START Extracted material
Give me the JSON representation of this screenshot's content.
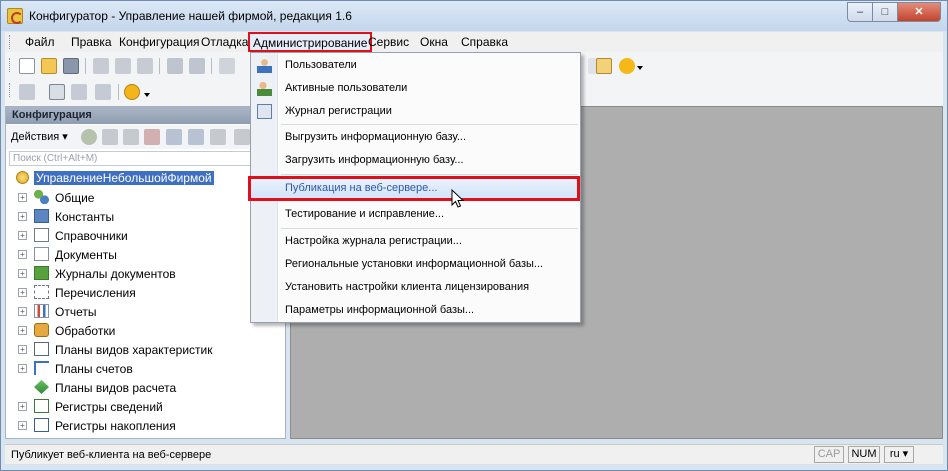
{
  "window": {
    "title": "Конфигуратор - Управление нашей фирмой, редакция 1.6",
    "minimize": "–",
    "maximize": "□",
    "close": "✕"
  },
  "menubar": {
    "items": [
      "Файл",
      "Правка",
      "Конфигурация",
      "Отладка",
      "Администрирование",
      "Сервис",
      "Окна",
      "Справка"
    ],
    "active_index": 4
  },
  "left_panel": {
    "title": "Конфигурация",
    "actions_label": "Действия ▾",
    "search_placeholder": "Поиск (Ctrl+Alt+M)",
    "tree": [
      {
        "label": "УправлениеНебольшойФирмой",
        "icon": "root-config-icon",
        "selected": true
      },
      {
        "label": "Общие",
        "icon": "common-icon"
      },
      {
        "label": "Константы",
        "icon": "constants-icon"
      },
      {
        "label": "Справочники",
        "icon": "catalogs-icon"
      },
      {
        "label": "Документы",
        "icon": "documents-icon"
      },
      {
        "label": "Журналы документов",
        "icon": "document-journals-icon"
      },
      {
        "label": "Перечисления",
        "icon": "enums-icon"
      },
      {
        "label": "Отчеты",
        "icon": "reports-icon"
      },
      {
        "label": "Обработки",
        "icon": "data-processors-icon"
      },
      {
        "label": "Планы видов характеристик",
        "icon": "chart-of-characteristics-icon"
      },
      {
        "label": "Планы счетов",
        "icon": "chart-of-accounts-icon"
      },
      {
        "label": "Планы видов расчета",
        "icon": "chart-of-calculation-icon"
      },
      {
        "label": "Регистры сведений",
        "icon": "information-registers-icon"
      },
      {
        "label": "Регистры накопления",
        "icon": "accumulation-registers-icon"
      }
    ]
  },
  "admin_menu": {
    "items": [
      {
        "label": "Пользователи",
        "icon": "users-icon"
      },
      {
        "label": "Активные пользователи",
        "icon": "active-users-icon"
      },
      {
        "label": "Журнал регистрации",
        "icon": "event-log-icon"
      },
      {
        "label": "Выгрузить информационную базу..."
      },
      {
        "label": "Загрузить информационную базу..."
      },
      {
        "label": "Публикация на веб-сервере...",
        "highlighted": true
      },
      {
        "label": "Тестирование и исправление..."
      },
      {
        "label": "Настройка журнала регистрации..."
      },
      {
        "label": "Региональные установки информационной базы..."
      },
      {
        "label": "Установить настройки клиента лицензирования"
      },
      {
        "label": "Параметры информационной базы..."
      }
    ]
  },
  "statusbar": {
    "text": "Публикует веб-клиента на веб-сервере",
    "cap": "CAP",
    "num": "NUM",
    "lang": "ru ▾"
  },
  "colors": {
    "highlight_border": "#e0101a",
    "selection": "#3f6fc1",
    "workspace": "#aeaeae"
  }
}
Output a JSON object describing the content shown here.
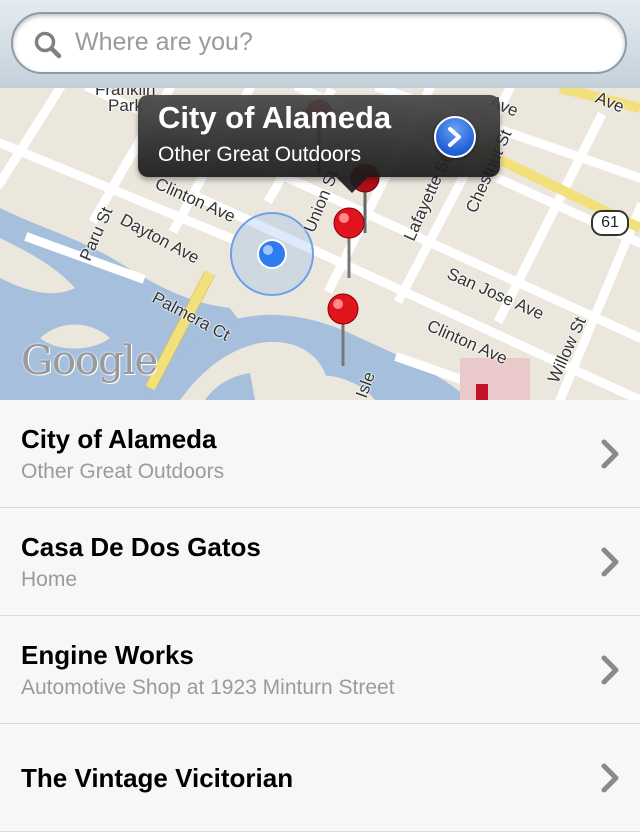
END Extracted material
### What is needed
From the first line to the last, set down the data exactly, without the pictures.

### Reply
Give me the JSON representation of this screenshot's content.
{
  "window": {
    "title": "Конфигуратор - Управление нашей фирмой, редакция 1.6",
    "minimize": "–",
    "maximize": "□",
    "close": "✕"
  },
  "menubar": {
    "items": [
      "Файл",
      "Правка",
      "Конфигурация",
      "Отладка",
      "Администрирование",
      "Сервис",
      "Окна",
      "Справка"
    ],
    "active_index": 4
  },
  "left_panel": {
    "title": "Конфигурация",
    "actions_label": "Действия ▾",
    "search_placeholder": "Поиск (Ctrl+Alt+M)",
    "tree": [
      {
        "label": "УправлениеНебольшойФирмой",
        "icon": "root-config-icon",
        "selected": true
      },
      {
        "label": "Общие",
        "icon": "common-icon"
      },
      {
        "label": "Константы",
        "icon": "constants-icon"
      },
      {
        "label": "Справочники",
        "icon": "catalogs-icon"
      },
      {
        "label": "Документы",
        "icon": "documents-icon"
      },
      {
        "label": "Журналы документов",
        "icon": "document-journals-icon"
      },
      {
        "label": "Перечисления",
        "icon": "enums-icon"
      },
      {
        "label": "Отчеты",
        "icon": "reports-icon"
      },
      {
        "label": "Обработки",
        "icon": "data-processors-icon"
      },
      {
        "label": "Планы видов характеристик",
        "icon": "chart-of-characteristics-icon"
      },
      {
        "label": "Планы счетов",
        "icon": "chart-of-accounts-icon"
      },
      {
        "label": "Планы видов расчета",
        "icon": "chart-of-calculation-icon"
      },
      {
        "label": "Регистры сведений",
        "icon": "information-registers-icon"
      },
      {
        "label": "Регистры накопления",
        "icon": "accumulation-registers-icon"
      }
    ]
  },
  "admin_menu": {
    "items": [
      {
        "label": "Пользователи",
        "icon": "users-icon"
      },
      {
        "label": "Активные пользователи",
        "icon": "active-users-icon"
      },
      {
        "label": "Журнал регистрации",
        "icon": "event-log-icon"
      },
      {
        "label": "Выгрузить информационную базу..."
      },
      {
        "label": "Загрузить информационную базу..."
      },
      {
        "label": "Публикация на веб-сервере...",
        "highlighted": true
      },
      {
        "label": "Тестирование и исправление..."
      },
      {
        "label": "Настройка журнала регистрации..."
      },
      {
        "label": "Региональные установки информационной базы..."
      },
      {
        "label": "Установить настройки клиента лицензирования"
      },
      {
        "label": "Параметры информационной базы..."
      }
    ]
  },
  "statusbar": {
    "text": "Публикует веб-клиента на веб-сервере",
    "cap": "CAP",
    "num": "NUM",
    "lang": "ru ▾"
  },
  "colors": {
    "highlight_border": "#e0101a",
    "selection": "#3f6fc1",
    "workspace": "#aeaeae"
  }
}
Output a JSON object describing the content shown here.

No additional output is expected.